= Beginning of Section =
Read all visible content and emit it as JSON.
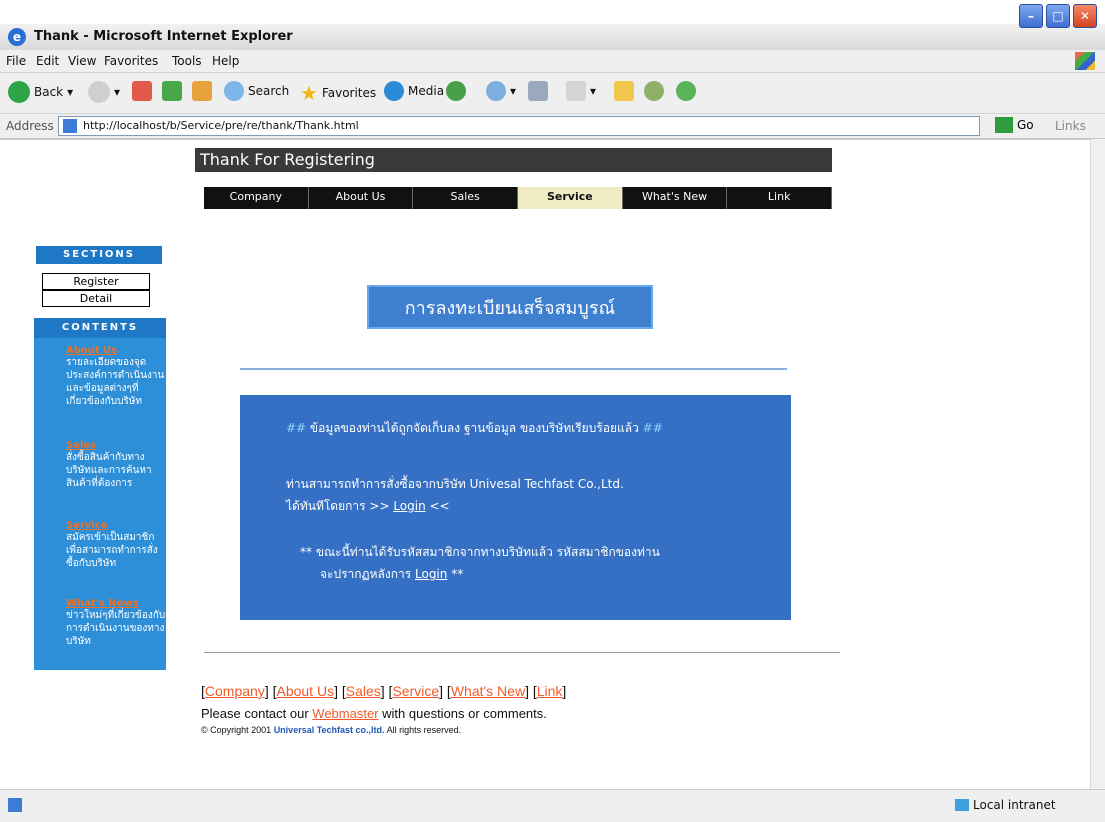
{
  "window": {
    "title": "Thank - Microsoft Internet Explorer",
    "min": "–",
    "max": "□",
    "close": "✕"
  },
  "menu": [
    "File",
    "Edit",
    "View",
    "Favorites",
    "Tools",
    "Help"
  ],
  "toolbar": {
    "back": "Back",
    "search": "Search",
    "favorites": "Favorites",
    "media": "Media"
  },
  "address": {
    "label": "Address",
    "url": "http://localhost/b/Service/pre/re/thank/Thank.html",
    "go": "Go",
    "links": "Links"
  },
  "page": {
    "title": "Thank For Registering",
    "nav": [
      "Company",
      "About Us",
      "Sales",
      "Service",
      "What's New",
      "Link"
    ],
    "nav_active": "Service",
    "sections_label": "SECTIONS",
    "section_buttons": [
      "Register",
      "Detail"
    ],
    "contents_label": "CONTENTS",
    "sidebar": [
      {
        "heading": "About Us",
        "desc": "รายละเอียดของจุดประสงค์การดำเนินงานและข้อมูลต่างๆที่เกี่ยวข้องกับบริษัท"
      },
      {
        "heading": "Sales",
        "desc": "สั่งซื้อสินค้ากับทางบริษัทและการค้นหาสินค้าที่ต้องการ"
      },
      {
        "heading": "Service",
        "desc": "สมัครเข้าเป็นสมาชิกเพื่อสามารถทำการสั่งซื้อกับบริษัท"
      },
      {
        "heading": "What's News",
        "desc": "ข่าวใหม่ๆที่เกี่ยวข้องกับการดำเนินงานของทางบริษัท"
      }
    ],
    "thai_heading": "การลงทะเบียนเสร็จสมบูรณ์",
    "message": {
      "line1_hash_left": "##",
      "line1": " ข้อมูลของท่านได้ถูกจัดเก็บลง ฐานข้อมูล ของบริษัทเรียบร้อยแล้ว ",
      "line1_hash_right": "##",
      "line2a": "ท่านสามารถทำการสั่งซื้อจากบริษัท Univesal Techfast Co.,Ltd.",
      "line2b_pre": "ได้ทันทีโดยการ >> ",
      "login": "Login",
      "line2b_post": " <<",
      "line3a": "** ขณะนี้ท่านได้รับรหัสสมาชิกจากทางบริษัทแล้ว รหัสสมาชิกของท่าน",
      "line3b_pre": "จะปรากฏหลังการ ",
      "line3b_post": " **"
    },
    "footer_links": [
      "Company",
      "About Us",
      "Sales",
      "Service",
      "What's New",
      "Link"
    ],
    "contact_pre": "Please contact our ",
    "contact_link": "Webmaster",
    "contact_post": " with questions or comments.",
    "copyright_pre": "© Copyright 2001 ",
    "copyright_company": "Universal Techfast co.,ltd.",
    "copyright_post": " All rights reserved."
  },
  "status": {
    "zone": "Local intranet"
  }
}
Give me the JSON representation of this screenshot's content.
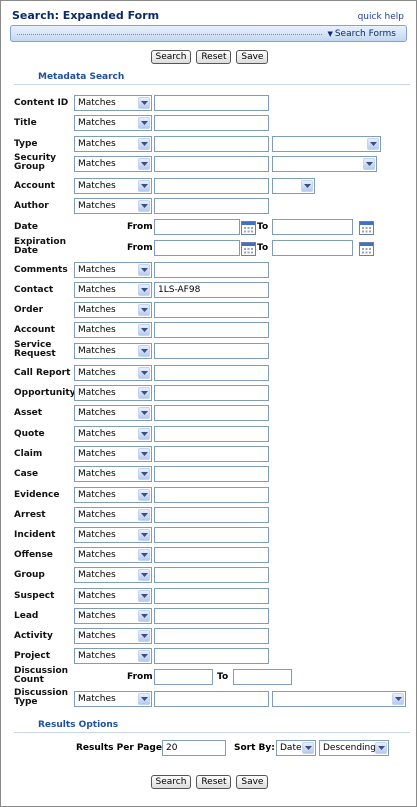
{
  "page": {
    "title": "Search: Expanded Form",
    "quick_help": "quick help",
    "search_forms_link": "Search Forms"
  },
  "buttons": {
    "search": "Search",
    "reset": "Reset",
    "save": "Save"
  },
  "metadata_search": {
    "heading": "Metadata Search",
    "operator_default": "Matches",
    "from_label": "From",
    "to_label": "To",
    "fields": [
      {
        "label": "Content ID"
      },
      {
        "label": "Title"
      },
      {
        "label": "Type"
      },
      {
        "label": "Security Group"
      },
      {
        "label": "Account"
      },
      {
        "label": "Author"
      },
      {
        "label": "Date"
      },
      {
        "label": "Expiration Date"
      },
      {
        "label": "Comments"
      },
      {
        "label": "Contact",
        "value": "1LS-AF98"
      },
      {
        "label": "Order"
      },
      {
        "label": "Account"
      },
      {
        "label": "Service Request"
      },
      {
        "label": "Call Report"
      },
      {
        "label": "Opportunity"
      },
      {
        "label": "Asset"
      },
      {
        "label": "Quote"
      },
      {
        "label": "Claim"
      },
      {
        "label": "Case"
      },
      {
        "label": "Evidence"
      },
      {
        "label": "Arrest"
      },
      {
        "label": "Incident"
      },
      {
        "label": "Offense"
      },
      {
        "label": "Group"
      },
      {
        "label": "Suspect"
      },
      {
        "label": "Lead"
      },
      {
        "label": "Activity"
      },
      {
        "label": "Project"
      },
      {
        "label": "Discussion Count"
      },
      {
        "label": "Discussion Type"
      }
    ]
  },
  "results_options": {
    "heading": "Results Options",
    "per_page_label": "Results Per Page:",
    "per_page_value": "20",
    "sort_by_label": "Sort By:",
    "sort_field": "Date",
    "sort_order": "Descending"
  }
}
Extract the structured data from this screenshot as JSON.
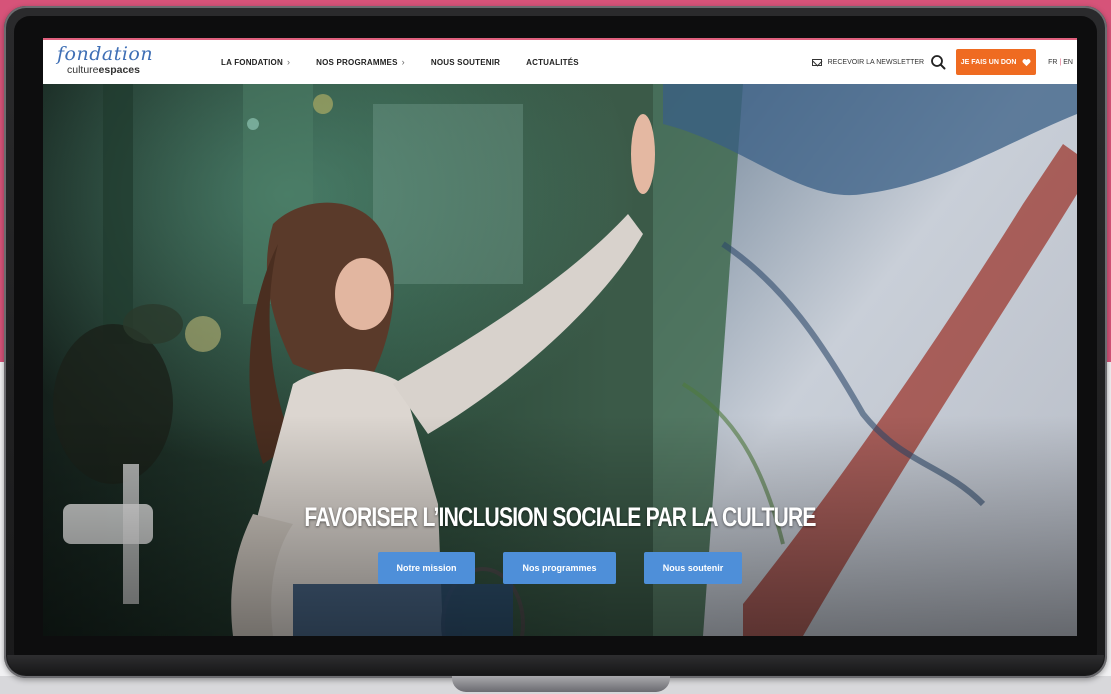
{
  "colors": {
    "brand_pink": "#d65379",
    "donate_orange": "#ef6b21",
    "cta_blue": "#4e8fd9",
    "logo_blue": "#3f6fb5"
  },
  "header": {
    "logo": {
      "script": "fondation",
      "sub_light": "culture",
      "sub_bold": "espaces"
    },
    "nav": [
      {
        "label": "LA FONDATION",
        "has_chevron": true,
        "chevron": "›"
      },
      {
        "label": "NOS PROGRAMMES",
        "has_chevron": true,
        "chevron": "›"
      },
      {
        "label": "NOUS SOUTENIR",
        "has_chevron": false
      },
      {
        "label": "ACTUALITÉS",
        "has_chevron": false
      }
    ],
    "newsletter_label": "RECEVOIR LA NEWSLETTER",
    "donate_label": "JE FAIS UN DON",
    "lang": {
      "fr": "FR",
      "separator": "|",
      "en": "EN"
    }
  },
  "hero": {
    "title": "FAVORISER L’INCLUSION SOCIALE PAR LA CULTURE",
    "buttons": [
      "Notre mission",
      "Nos programmes",
      "Nous soutenir"
    ]
  },
  "icons": [
    "mail-icon",
    "search-icon",
    "heart-icon",
    "chevron-right-icon"
  ]
}
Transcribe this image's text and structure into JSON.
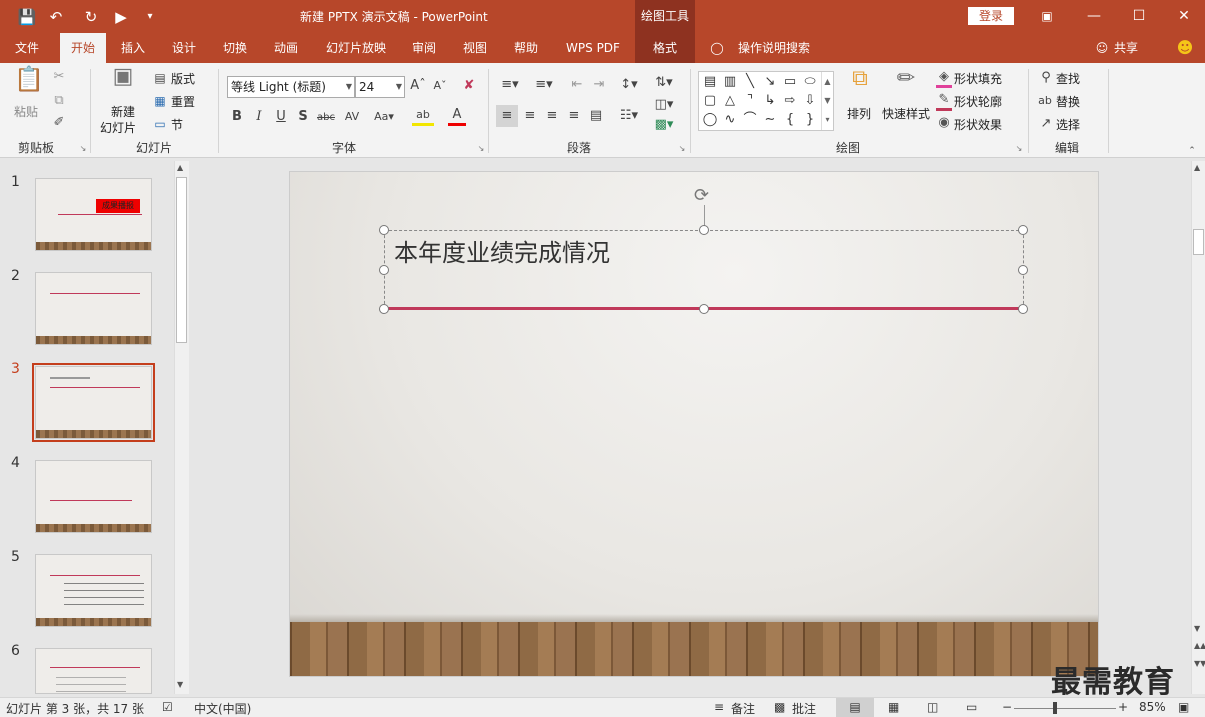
{
  "titlebar": {
    "title": "新建 PPTX 演示文稿  -  PowerPoint",
    "context_tools": "绘图工具",
    "login": "登录"
  },
  "tabs": [
    "文件",
    "开始",
    "插入",
    "设计",
    "切换",
    "动画",
    "幻灯片放映",
    "审阅",
    "视图",
    "帮助",
    "WPS PDF",
    "格式"
  ],
  "active_tab": "开始",
  "search_label": "操作说明搜索",
  "share_label": "共享",
  "ribbon": {
    "clipboard": {
      "paste": "粘贴",
      "group": "剪贴板"
    },
    "slides": {
      "new_slide_1": "新建",
      "new_slide_2": "幻灯片",
      "layout": "版式",
      "reset": "重置",
      "section": "节",
      "group": "幻灯片"
    },
    "font": {
      "font_name": "等线 Light (标题)",
      "font_size": "24",
      "group": "字体"
    },
    "paragraph": {
      "group": "段落"
    },
    "drawing": {
      "arrange": "排列",
      "quick_styles": "快速样式",
      "shape_fill": "形状填充",
      "shape_outline": "形状轮廓",
      "shape_effects": "形状效果",
      "group": "绘图"
    },
    "editing": {
      "find": "查找",
      "replace": "替换",
      "select": "选择",
      "group": "编辑"
    }
  },
  "thumbnails": [
    {
      "num": "1",
      "label": "成果播报"
    },
    {
      "num": "2"
    },
    {
      "num": "3"
    },
    {
      "num": "4"
    },
    {
      "num": "5"
    },
    {
      "num": "6"
    }
  ],
  "selected_slide": "3",
  "slide": {
    "title": "本年度业绩完成情况"
  },
  "status": {
    "slide_info": "幻灯片 第 3 张，共 17 张",
    "language": "中文(中国)",
    "notes": "备注",
    "comments": "批注",
    "zoom": "85%"
  },
  "watermark": "最需教育",
  "colors": {
    "accent": "#b7472a",
    "title_line": "#c0395a",
    "selected": "#c43e1c"
  }
}
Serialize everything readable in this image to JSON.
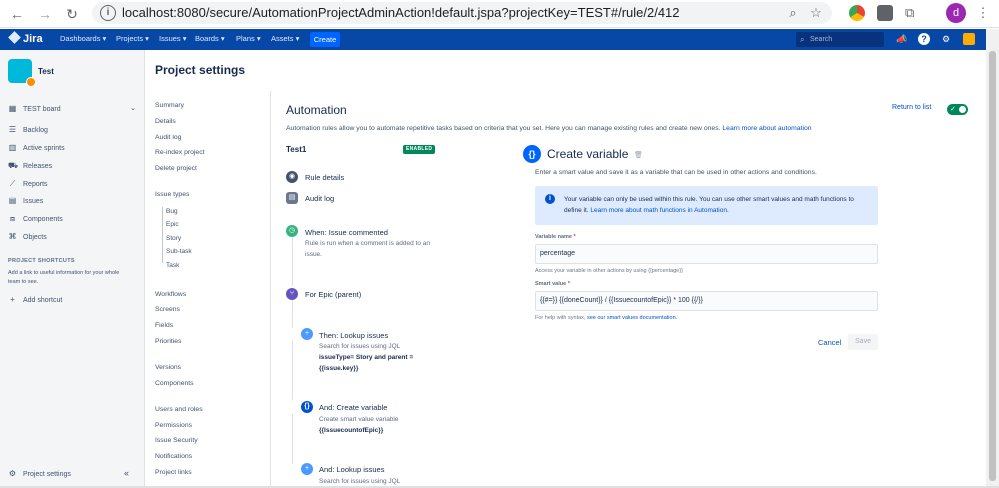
{
  "browser": {
    "url": "localhost:8080/secure/AutomationProjectAdminAction!default.jspa?projectKey=TEST#/rule/2/412",
    "profile_initial": "d"
  },
  "topbar": {
    "product": "Jira",
    "nav": [
      "Dashboards ▾",
      "Projects ▾",
      "Issues ▾",
      "Boards ▾",
      "Plans ▾",
      "Assets ▾"
    ],
    "create_label": "Create",
    "search_placeholder": "Search"
  },
  "sidebar": {
    "project_name": "Test",
    "board": "TEST board",
    "items": [
      "Backlog",
      "Active sprints",
      "Releases",
      "Reports",
      "Issues",
      "Components",
      "Objects"
    ],
    "shortcuts_heading": "PROJECT SHORTCUTS",
    "shortcuts_note": "Add a link to useful information for your whole team to see.",
    "add_shortcut": "Add shortcut",
    "project_settings": "Project settings"
  },
  "settings_nav": {
    "title": "Project settings",
    "group1": [
      "Summary",
      "Details",
      "Audit log",
      "Re-index project",
      "Delete project"
    ],
    "issue_types_label": "Issue types",
    "issue_types": [
      "Bug",
      "Epic",
      "Story",
      "Sub-task",
      "Task"
    ],
    "group2": [
      "Workflows",
      "Screens",
      "Fields",
      "Priorities"
    ],
    "group3": [
      "Versions",
      "Components"
    ],
    "group4": [
      "Users and roles",
      "Permissions",
      "Issue Security",
      "Notifications",
      "Project links"
    ]
  },
  "automation": {
    "heading": "Automation",
    "description": "Automation rules allow you to automate repetitive tasks based on criteria that you set. Here you can manage existing rules and create new ones.",
    "learn_more": "Learn more about automation",
    "return_link": "Return to list",
    "toggle_on": true
  },
  "rule": {
    "name": "Test1",
    "status": "ENABLED",
    "rule_details": "Rule details",
    "audit_log": "Audit log",
    "components": [
      {
        "title": "When: Issue commented",
        "desc": "Rule is run when a comment is added to an issue."
      },
      {
        "title": "For Epic (parent)"
      },
      {
        "title": "Then: Lookup issues",
        "desc": "Search for issues using JQL",
        "code": "issueType= Story and parent = {{issue.key}}"
      },
      {
        "title": "And: Create variable",
        "desc": "Create smart value variable",
        "code": "{{IssuecountofEpic}}"
      },
      {
        "title": "And: Lookup issues",
        "desc": "Search for issues using JQL"
      }
    ]
  },
  "editor": {
    "title": "Create variable",
    "description": "Enter a smart value and save it as a variable that can be used in other actions and conditions.",
    "info": "Your variable can only be used within this rule. You can use other smart values and math functions to define it.",
    "info_link": "Learn more about math functions in Automation.",
    "variable_name_label": "Variable name",
    "variable_name_value": "percentage",
    "variable_help": "Access your variable in other actions by using {{percentage}}",
    "smart_value_label": "Smart value",
    "smart_value_value": "{{#=}} {{doneCount}} / {{IssuecountofEpic}} * 100 {{/}}",
    "smart_help_prefix": "For help with syntax,",
    "smart_help_link": "see our smart values documentation.",
    "cancel_label": "Cancel",
    "save_label": "Save"
  }
}
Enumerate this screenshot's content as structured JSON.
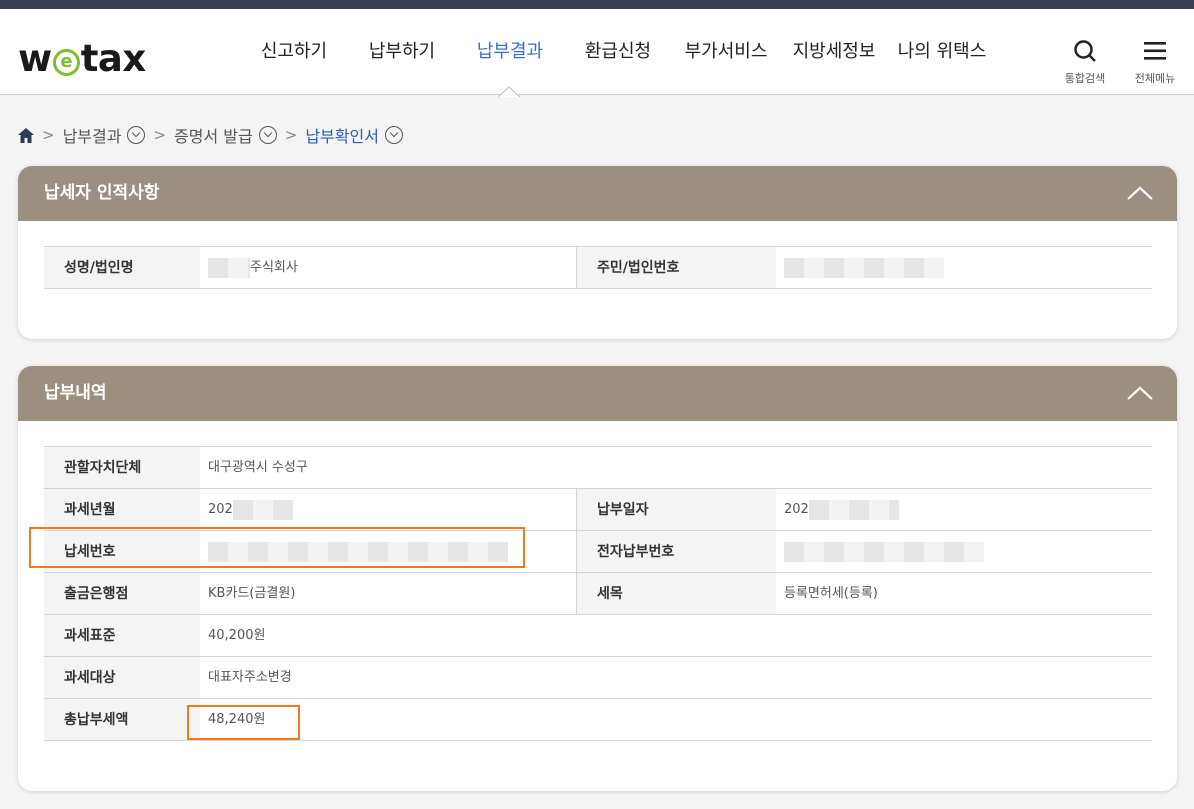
{
  "header": {
    "logo_prefix": "w",
    "logo_e": "e",
    "logo_suffix": "tax",
    "nav": [
      "신고하기",
      "납부하기",
      "납부결과",
      "환급신청",
      "부가서비스",
      "지방세정보",
      "나의 위택스"
    ],
    "active_nav": "납부결과",
    "search_label": "통합검색",
    "menu_label": "전체메뉴"
  },
  "breadcrumb": {
    "items": [
      "납부결과",
      "증명서 발급",
      "납부확인서"
    ]
  },
  "taxpayer": {
    "title": "납세자 인적사항",
    "name_label": "성명/법인명",
    "name_value": "주식회사",
    "id_label": "주민/법인번호"
  },
  "payment": {
    "title": "납부내역",
    "jurisdiction_label": "관할자치단체",
    "jurisdiction_value": "대구광역시 수성구",
    "tax_period_label": "과세년월",
    "tax_period_value": "202",
    "pay_date_label": "납부일자",
    "pay_date_value": "202",
    "tax_no_label": "납세번호",
    "epay_no_label": "전자납부번호",
    "bank_label": "출금은행점",
    "bank_value": "KB카드(금결원)",
    "tax_item_label": "세목",
    "tax_item_value": "등록면허세(등록)",
    "standard_label": "과세표준",
    "standard_value": "40,200원",
    "object_label": "과세대상",
    "object_value": "대표자주소변경",
    "total_label": "총납부세액",
    "total_value": "48,240원"
  },
  "colors": {
    "panel_header": "#9b9080",
    "active_nav": "#3a6fc0",
    "highlight": "#f0781e",
    "breadcrumb_current": "#2a5db0"
  }
}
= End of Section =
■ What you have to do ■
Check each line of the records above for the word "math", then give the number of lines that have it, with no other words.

■ Solved problem ■
2